The gameplay is a complete breakthrough for its time. King's Quest: Quest for the Crown is the very first 3D computer game ever made in which the player can control a character on screen. Never before has a game been made that features a third person mode. This game can be considered as the very first true "interactive cartoon". In the original release of the game, you move Graham with the keyboard (since mouse support is not yet available). You can make Graham perform an action by typing in a command line, such as "look at flower". The remake adds mouse support and makes it much easier to explore the lands of Daventry. Before this, all adventure games are only text based, so that this game truly represents state of the arts for its era and is destined to become a classic.
Williams has once commented on the artistic and technical achievements made by this game, "So IBM wanted a new type of game to show off its new computer. I was thinking about a fairy tale adventure with lost treasures, giants, dragons, leprechauns, a gingerbread house, a troll bridge, guessing a gnome's name. Underground and sky castles were always popular stories, so I had to find ways to include them too. Flat pictures wouldn't do. It had to be animated. You had to be careful climbing the magic beanstalk or you'd fall. Limited floppy space would have restricted my design, but we had been compressing our pictures by drawing them as lines and fill colors for a while. That scheme was kept all the way up to King's Quest V. People were amazed you could walk around these detailed screens, behind trees and in front of rocks." Williams has also commented on the changes in the remake, "I received a LOT of letters about the old gnome's name. In retrospect, it was an awfully nasty puzzle (using a backwards alphabet to spell Rumpelstiltskin), but that was a typical "advanced" puzzle in those days. At least you had an alternate path to win the game if you couldn't figure it out. We toned it down a bit in the remake; now you just spell Rumpelstiltskin backward."

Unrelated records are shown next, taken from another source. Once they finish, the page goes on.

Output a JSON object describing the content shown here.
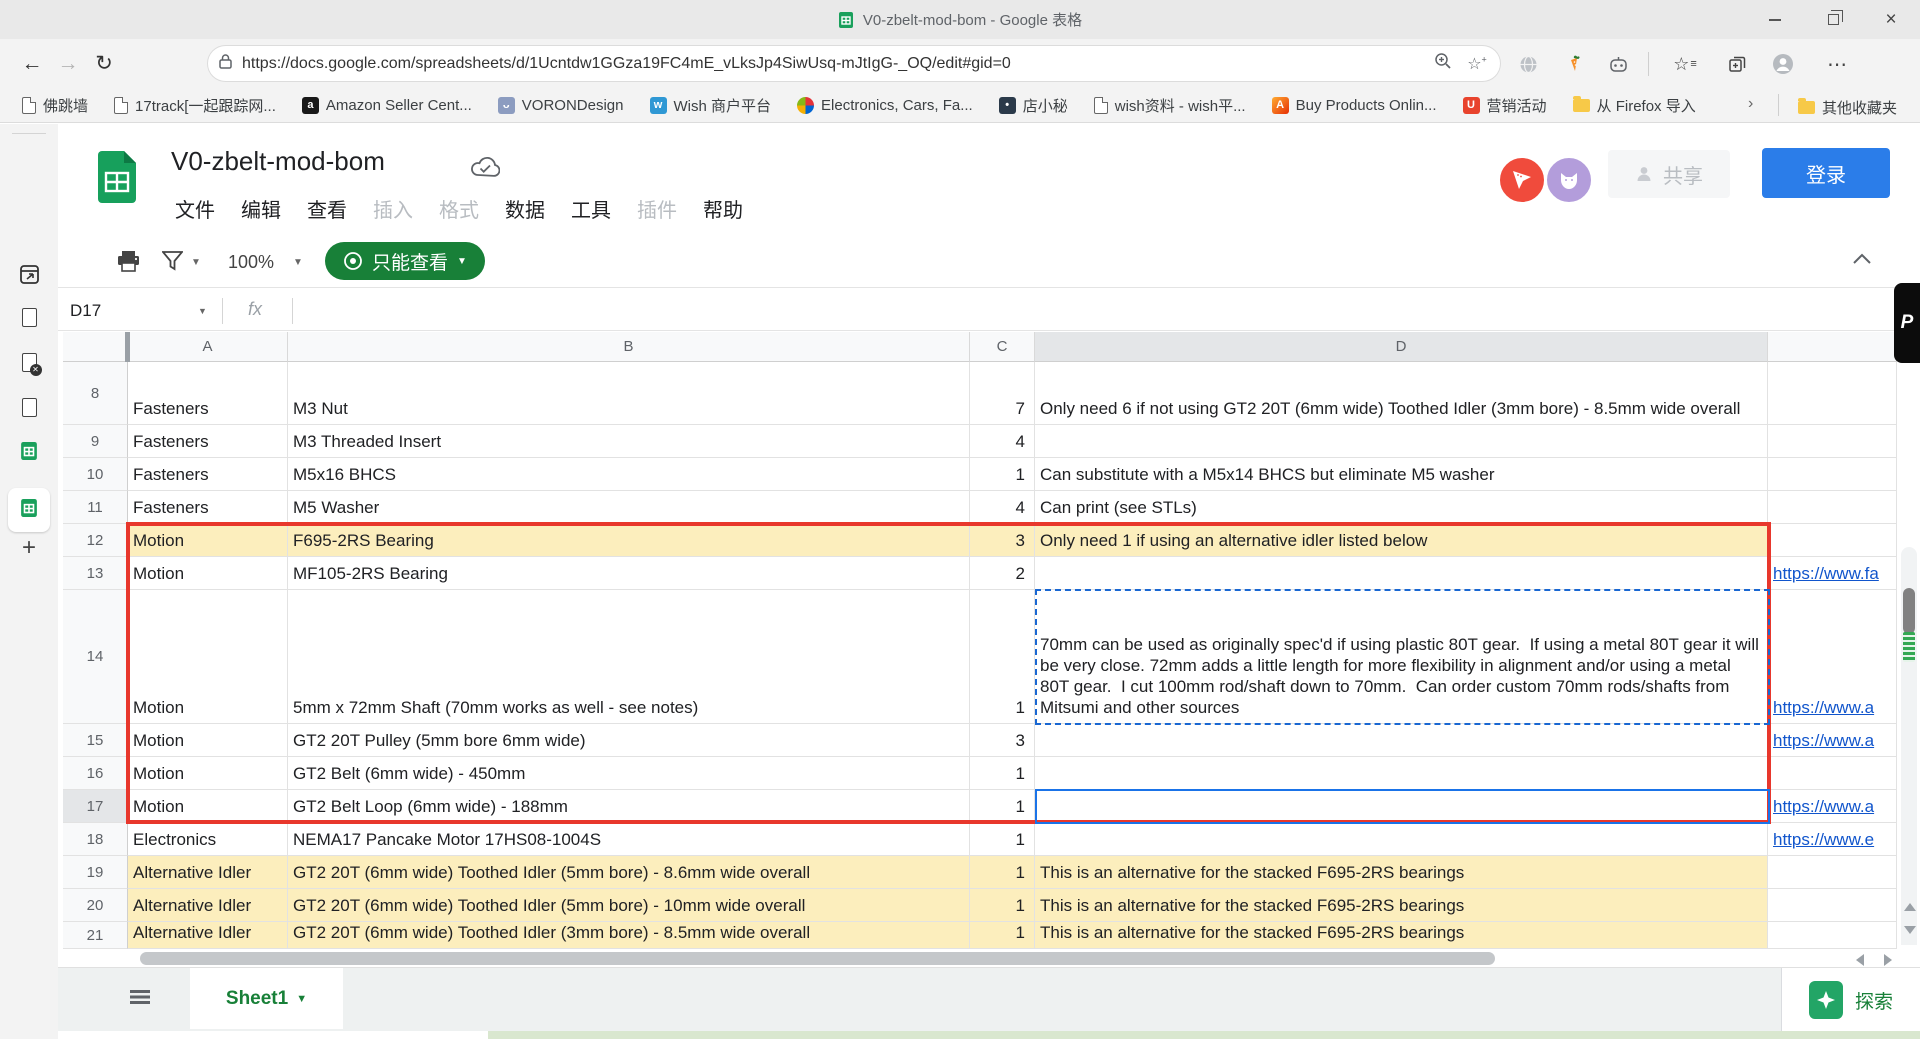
{
  "browser": {
    "window_title": "V0-zbelt-mod-bom - Google 表格",
    "url": "https://docs.google.com/spreadsheets/d/1Ucntdw1GGza19FC4mE_vLksJp4SiwUsq-mJtIgG-_OQ/edit#gid=0",
    "bookmarks": [
      {
        "label": "佛跳墙",
        "icon": "page-icon"
      },
      {
        "label": "17track[一起跟踪网...",
        "icon": "page-icon"
      },
      {
        "label": "Amazon Seller Cent...",
        "icon": "amazon-icon"
      },
      {
        "label": "VORONDesign",
        "icon": "discord-icon"
      },
      {
        "label": "Wish 商户平台",
        "icon": "wish-icon"
      },
      {
        "label": "Electronics, Cars, Fa...",
        "icon": "ebay-icon"
      },
      {
        "label": "店小秘",
        "icon": "dianxiaomi-icon"
      },
      {
        "label": "wish资料 - wish平...",
        "icon": "page-icon"
      },
      {
        "label": "Buy Products Onlin...",
        "icon": "aliexpress-icon"
      },
      {
        "label": "营销活动",
        "icon": "uc-icon"
      },
      {
        "label": "从 Firefox 导入",
        "icon": "folder-icon"
      }
    ],
    "more_bookmarks_label": "其他收藏夹"
  },
  "sheets": {
    "doc_title": "V0-zbelt-mod-bom",
    "menus": [
      {
        "label": "文件",
        "enabled": true
      },
      {
        "label": "编辑",
        "enabled": true
      },
      {
        "label": "查看",
        "enabled": true
      },
      {
        "label": "插入",
        "enabled": false
      },
      {
        "label": "格式",
        "enabled": false
      },
      {
        "label": "数据",
        "enabled": true
      },
      {
        "label": "工具",
        "enabled": true
      },
      {
        "label": "插件",
        "enabled": false
      },
      {
        "label": "帮助",
        "enabled": true
      }
    ],
    "zoom_level": "100%",
    "view_mode_label": "只能查看",
    "share_label": "共享",
    "signin_label": "登录",
    "name_box": "D17",
    "formula_prefix": "fx",
    "sheet_tab": "Sheet1",
    "explore_label": "探索"
  },
  "grid": {
    "column_headers": [
      "A",
      "B",
      "C",
      "D"
    ],
    "selection": {
      "cell": "D17",
      "column": "D",
      "row": "17"
    },
    "rows": [
      {
        "num": "8",
        "category": "Fasteners",
        "item": "M3 Nut",
        "qty": "7",
        "notes": "Only need 6 if not using GT2 20T (6mm wide) Toothed Idler (3mm bore) - 8.5mm wide overall",
        "link": "",
        "yellow": false
      },
      {
        "num": "9",
        "category": "Fasteners",
        "item": "M3 Threaded Insert",
        "qty": "4",
        "notes": "",
        "link": "",
        "yellow": false
      },
      {
        "num": "10",
        "category": "Fasteners",
        "item": "M5x16 BHCS",
        "qty": "1",
        "notes": "Can substitute with a M5x14 BHCS but eliminate M5 washer",
        "link": "",
        "yellow": false
      },
      {
        "num": "11",
        "category": "Fasteners",
        "item": "M5 Washer",
        "qty": "4",
        "notes": "Can print (see STLs)",
        "link": "",
        "yellow": false
      },
      {
        "num": "12",
        "category": "Motion",
        "item": "F695-2RS Bearing",
        "qty": "3",
        "notes": "Only need 1 if using an alternative idler listed below",
        "link": "",
        "yellow": true
      },
      {
        "num": "13",
        "category": "Motion",
        "item": "MF105-2RS Bearing",
        "qty": "2",
        "notes": "",
        "link": "https://www.fa",
        "yellow": false
      },
      {
        "num": "14",
        "category": "Motion",
        "item": "5mm x 72mm Shaft (70mm works as well - see notes)",
        "qty": "1",
        "notes": "70mm can be used as originally spec'd if using plastic 80T gear.  If using a metal 80T gear it will be very close. 72mm adds a little length for more flexibility in alignment and/or using a metal 80T gear.  I cut 100mm rod/shaft down to 70mm.  Can order custom 70mm rods/shafts from Mitsumi and other sources",
        "link": "https://www.a",
        "yellow": false
      },
      {
        "num": "15",
        "category": "Motion",
        "item": "GT2 20T Pulley (5mm bore 6mm wide)",
        "qty": "3",
        "notes": "",
        "link": "https://www.a",
        "yellow": false
      },
      {
        "num": "16",
        "category": "Motion",
        "item": "GT2 Belt (6mm wide) - 450mm",
        "qty": "1",
        "notes": "",
        "link": "",
        "yellow": false
      },
      {
        "num": "17",
        "category": "Motion",
        "item": "GT2 Belt Loop (6mm wide) - 188mm",
        "qty": "1",
        "notes": "",
        "link": "https://www.a",
        "yellow": false
      },
      {
        "num": "18",
        "category": "Electronics",
        "item": "NEMA17 Pancake Motor 17HS08-1004S",
        "qty": "1",
        "notes": "",
        "link": "https://www.e",
        "yellow": false
      },
      {
        "num": "19",
        "category": "Alternative Idler",
        "item": "GT2 20T (6mm wide) Toothed Idler (5mm bore) - 8.6mm wide overall",
        "qty": "1",
        "notes": "This is an alternative for the stacked F695-2RS bearings",
        "link": "",
        "yellow": true
      },
      {
        "num": "20",
        "category": "Alternative Idler",
        "item": "GT2 20T (6mm wide) Toothed Idler (5mm bore) - 10mm wide overall",
        "qty": "1",
        "notes": "This is an alternative for the stacked F695-2RS bearings",
        "link": "",
        "yellow": true
      },
      {
        "num": "21",
        "category": "Alternative Idler",
        "item": "GT2 20T (6mm wide) Toothed Idler (3mm bore) - 8.5mm wide overall",
        "qty": "1",
        "notes": "This is an alternative for the stacked F695-2RS bearings",
        "link": "",
        "yellow": true
      }
    ]
  },
  "colors": {
    "accent_green": "#188038",
    "signin_blue": "#2b7de9",
    "highlight_yellow": "#fceebd",
    "range_red": "#e8372c",
    "link_blue": "#1155cc"
  }
}
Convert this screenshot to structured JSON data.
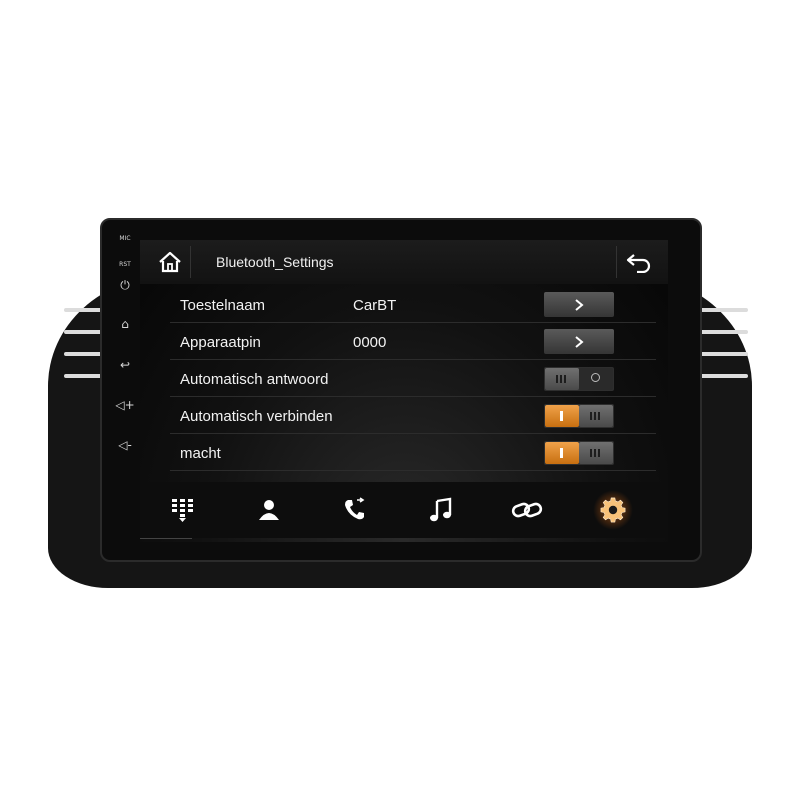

Without a doubt, King's Quest: Quest for the Crown is one of the best adventure games ever created. Every element in this game is a breakthrough for its time. It is here that gamers are introduced to the notion of a graphic adventure, a third person mode of play, and a new method of character control on screen. The graphics may be old-fashioned compared to today's titles, but if you want to experience the origin of the graphic adventure genre, then you owe yourself an obligation to try out this title. I think every devoted adventure fan should experience the joy of playing this game, since it is this game that heralds the next golden age of adventure gaming.